Coaching services

I offer email and telephone coaching at both corporate and individual rates. Contact Rick for details at rbrenZLkFdSHmlHvCaSsuner@ChacbnsTPttsdDaRAswloCanyon.com or (650) 787-6475, or toll-free in the continental US at (866) 378-5470.

Get the ebook!

Past issues of Point Lookout are available in six ebooks:

Reprinting this article

Are you a writer, editor or publisher on deadline? Are you looking for an article that will get people talking and get compliments flying your way? You can have 500-1000 words in your inbox in one hour. License any article from this Web site. More info

Follow Rick

Send email or subscribe to one of my newsletters Follow me at LinkedIn Follow me at Twitter, or share a tweet Subscribe to RSS feeds Subscribe to RSS feeds
The message of Point Lookout is unique. Help get the message out. Please donate to help keep Point Lookout available for free to everyone.
Technical Debt for Policymakers BlogMy blog, Technical Debt for Policymakers, offers resources, insights, and conversations of interest to policymakers who are concerned with managing technical debt within their organizations. Get the millstone of technical debt off the neck of your organization!
Go For It: Sometimes It's Easier If You RunBad boss, long commute, troubling ethical questions, hateful colleague?
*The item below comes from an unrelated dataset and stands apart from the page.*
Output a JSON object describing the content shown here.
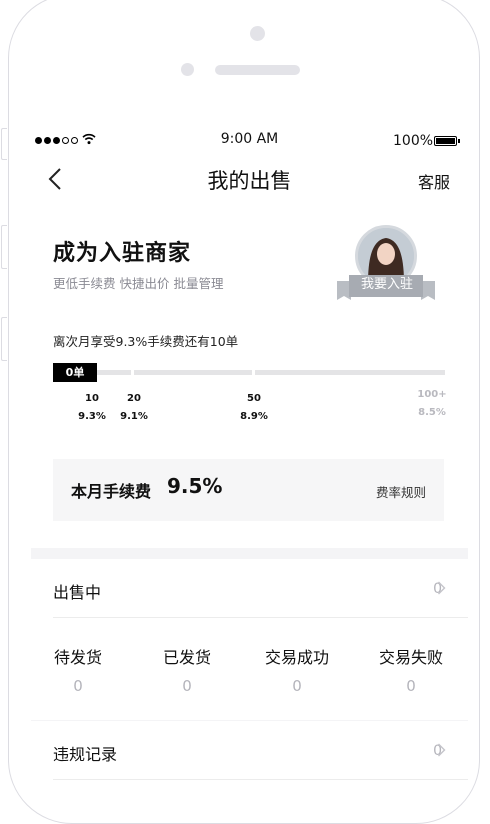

Learn what we can do when we love the work but not the job.
303 Tips for Virtual and Global TeamsLearn how to make your virtual global team sing.
101 Tips for Managing ChangeAre you managing a change effort that faces rampant cynicism, passive non-cooperation, or maybe even outright revolt?
101 Tips for Effective MeetingsLearn how to make meetings more productive — and more rare.
Exchange your "personal trade secrets" — the tips, tricks and techniques that make you an ace — with other aces, anonymously. Visit the Library of Personal Trade Secrets.
If your teams don't yet consistently achieve state-of-the-art teamwork, check out this catalog. Help is just a few clicks/taps away!
Ebooks, booklets and tip books on project management, conflict, writing email, effective meetings and more.